The differences between preschool and pre-k can be small or relatively significant. In the minds of some people, they are interchangeable terms. However, if you want your child to be in a more structured and focused learning atmosphere, you may wish to choose pre-k. This is because it is targeted towards specific age groups and environments. Preschool is more general and play-oriented.
One difference is in funding. A report by a number of scholars from the National Institute for Early Education Research refers to pre-k as being offered to children who are 3 or 4 years old. It further notes that 27 percent of 4-year-olds nationally are enrolled in pre-k, and 4 percent of 3-year-olds. It goes on to state that 1.3 million children attended such state-funded preschool education. Although the terminologies are mixed, this report seems mostly to refer to pre-k.
One further difference that often separates preschool from pre-k is that pre-k classes are more often attached to a wider school environment, with a path leading through kindergarten to elementary school. Preschools, on the other hand, are more often located in isolation and are not associated in the same way to the wider school setting.

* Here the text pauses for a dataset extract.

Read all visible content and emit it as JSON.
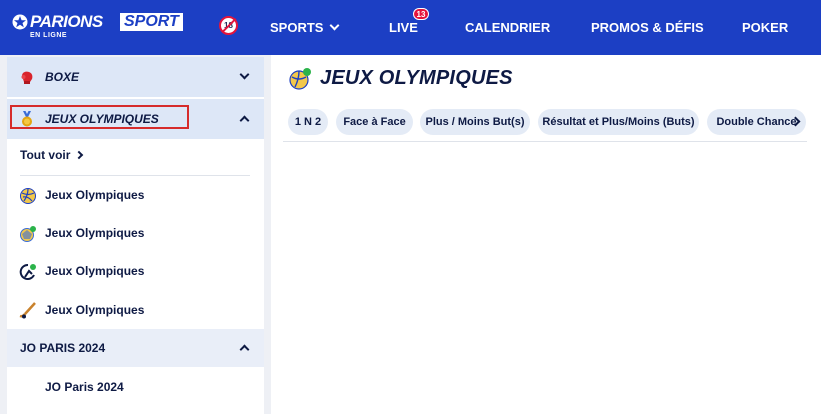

Ages and Attendance
Although the issue is not always clearcut, preschool has a more flexible approach to ages of attendance than pre-k. So, for example, Park Slope Parents -- a website resource for parents -- suggests that ages in preschool can range from 2 until kindergarten age. It also points out that preschools often have more flexibility for attendance, with some only opening for half days and others offering half as well as full-day options.
Curriculum and Positioning
In some respects preschool may be perceived as either a step between daycare and kindergarten or between daycare and pre-k. Perhaps more importantly, however, preschool is more likely to be an extension of daycare with similarly less-structured activities. Pre-k has more focus on learning as a preparatory step for kindergarten. So attention is given for your child to particular areas of learning, such as using simple math and flash cards as well as structured lessons and activities that promote movement and motor skills.